Why Me?

Today I went in search of a new mouse. I lost the little wireless usb thingy that connected it to my laptop. My first thought was to just replace it. This alarmed me a bit, my complete apathy towards waste. So I called the manufacturer to order a new usb thing, but they didn’t make that mouse anymore. I was annoyed that I couldn’t replace the part, but honestly I didn’t have time to wait for a new one anyway. So now I have the old mouse staring me in the face. Just as I was beginning to resent having to cart this thing 5 miles to dispose of it responsibly it occurred to me to ask why the responsibility for disposal falls to me in the first place? I don’t mean where do I give it away or how do I find an organization that will dispose of it for me. I mean like unmaking it, removing it from the planet as if it had never been.

I’m not a manufacturer. I didn’t have the vaguest idea what went into the production of this thing in the first place. I mean shouldn’t companies that manufacture huge quantities of plastic/metal/glass/wire gizmos know how to safely dispose of them? And, having created them in the first place, shouldn’t they take responsibility for disposing of them at the end of their useful life? If this responsibility fell to them I’m guessing that the lifespans of their products would begin to double, triple, quadruple. I’m not trying to shirk all responsibility for the waste I produce, but maybe we should be rethinking things that are only useful for a few years, but will remain on the planet forever.

Greenpeace Photo Ghana

To see where your old computer is likely to end up watch this amazing video from Frontline:

On the outskirts of Ghana’s biggest city sits a smoldering wasteland, a slum carved into the banks of the Korle Lagoon, one of the most polluted bodies of water on earth. The locals call it Sodom and Gomorrah.

More Bad News

In addition to the inherent shortcomings of recycling as a solution to our trash problem, I came across the following sobering statistic: municipal solid waste, (household waste) represents about 2% of national waste, (what the country throws away in a year). So it seems that what you and I do with our garbage really makes very little difference. That sounds overly cynical. Recycling is better than discarding, but we’ve got a much bigger problem.

While numbers vary, the most conservative estimate is that the average consumer product generates 18 times its own weight in waste during the manufacturing process.

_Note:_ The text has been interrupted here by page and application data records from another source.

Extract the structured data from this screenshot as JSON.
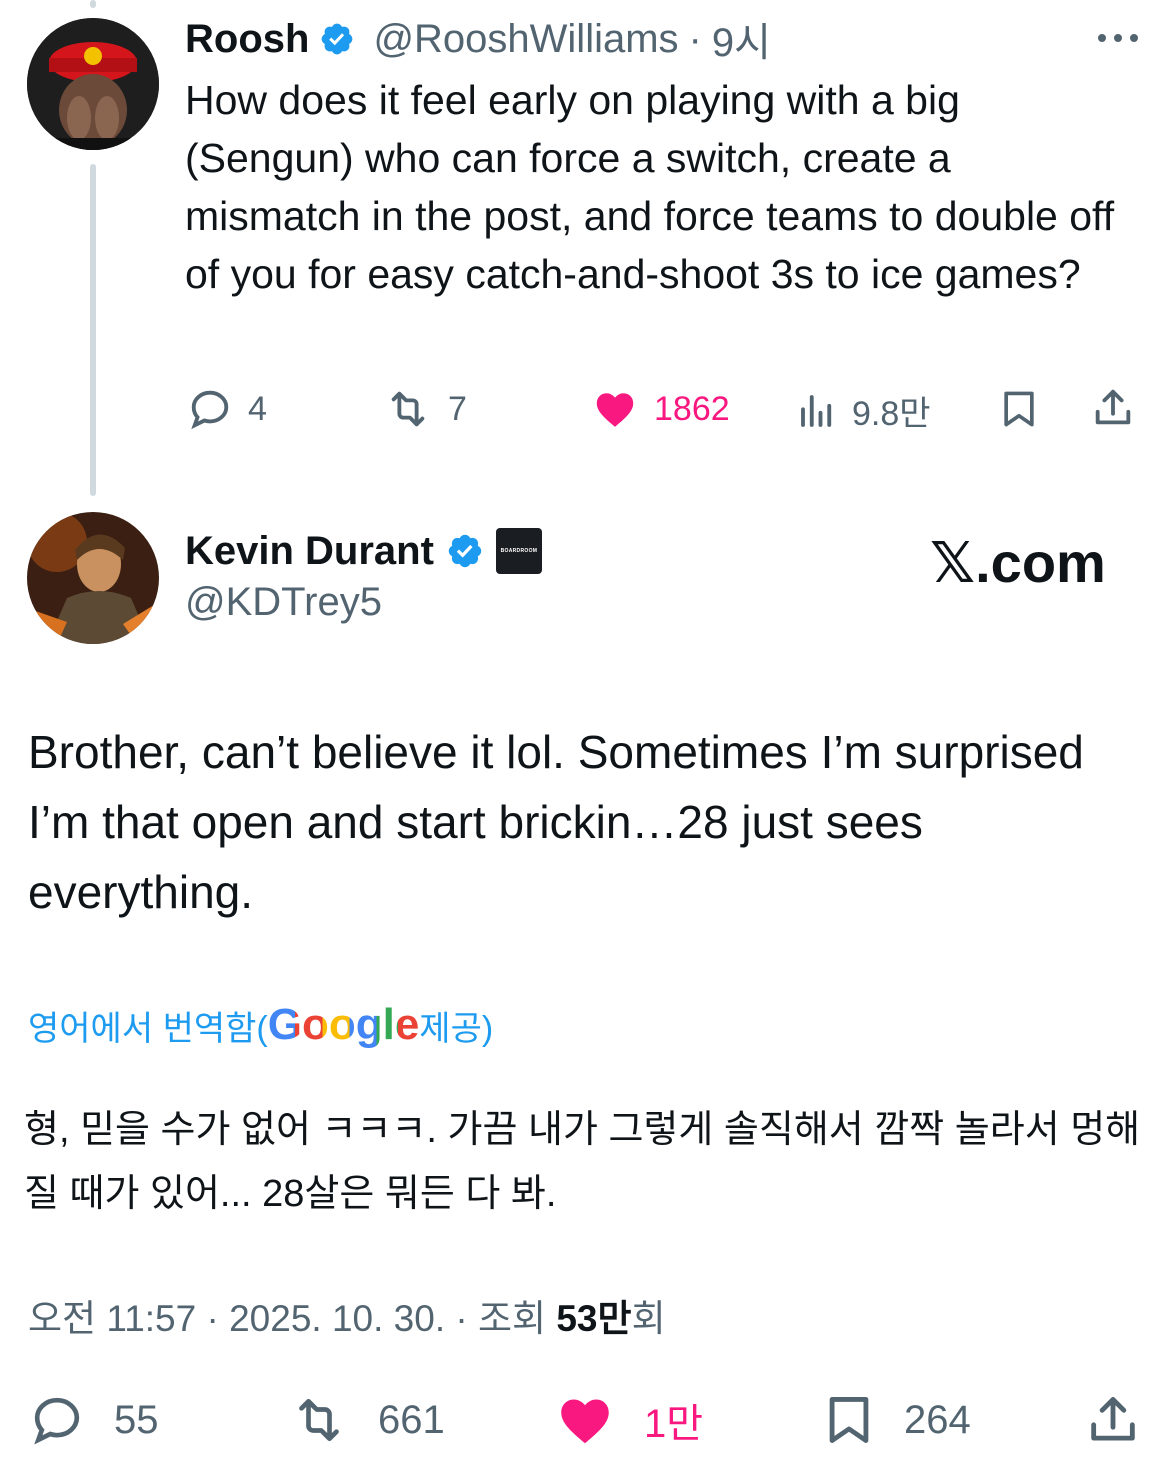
{
  "colors": {
    "accent_blue": "#1d9bf0",
    "like_pink": "#f91880",
    "text_primary": "#0f1419",
    "text_secondary": "#536471",
    "thread_line": "#cfd9de"
  },
  "parent_tweet": {
    "author_name": "Roosh",
    "verified_icon": "verified-badge-icon",
    "handle": "@RooshWilliams",
    "separator": "·",
    "time": "9시",
    "more_icon": "more-dots-icon",
    "text": "How does it feel early on playing with a big (Sengun) who can force a switch, create a mismatch in the post, and force teams to double off of you for easy catch-and-shoot 3s to ice games?",
    "actions": {
      "replies": "4",
      "retweets": "7",
      "likes": "1862",
      "views": "9.8만"
    }
  },
  "main_tweet": {
    "author_name": "Kevin Durant",
    "verified_icon": "verified-badge-icon",
    "affiliate_badge_text": "BOARDROOM",
    "handle": "@KDTrey5",
    "watermark": "𝕏.com",
    "text": "Brother, can’t believe it lol. Sometimes I’m surprised I’m that open and start brickin…28 just sees everything.",
    "translation_label_prefix": "영어에서 번역함(",
    "translation_provider": "Google",
    "translation_label_suffix": " 제공)",
    "translated_text": "형, 믿을 수가 없어 ㅋㅋㅋ. 가끔 내가 그렇게 솔직해서 깜짝 놀라서 멍해질 때가 있어... 28살은 뭐든 다 봐.",
    "meta_time": "오전 11:57 · 2025. 10. 30. · 조회 ",
    "meta_views": "53만",
    "meta_views_suffix": "회",
    "actions": {
      "replies": "55",
      "retweets": "661",
      "likes": "1만",
      "bookmarks": "264"
    }
  }
}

So, that’s what has entered the waste stream before you’ve even gotten out of the store.

The unavoidable conclusion is that we have to consume less and who wants to do that? I like my stuff. I like my stuff a lot. I like my stuff perhaps too much. This is where I hit a wall.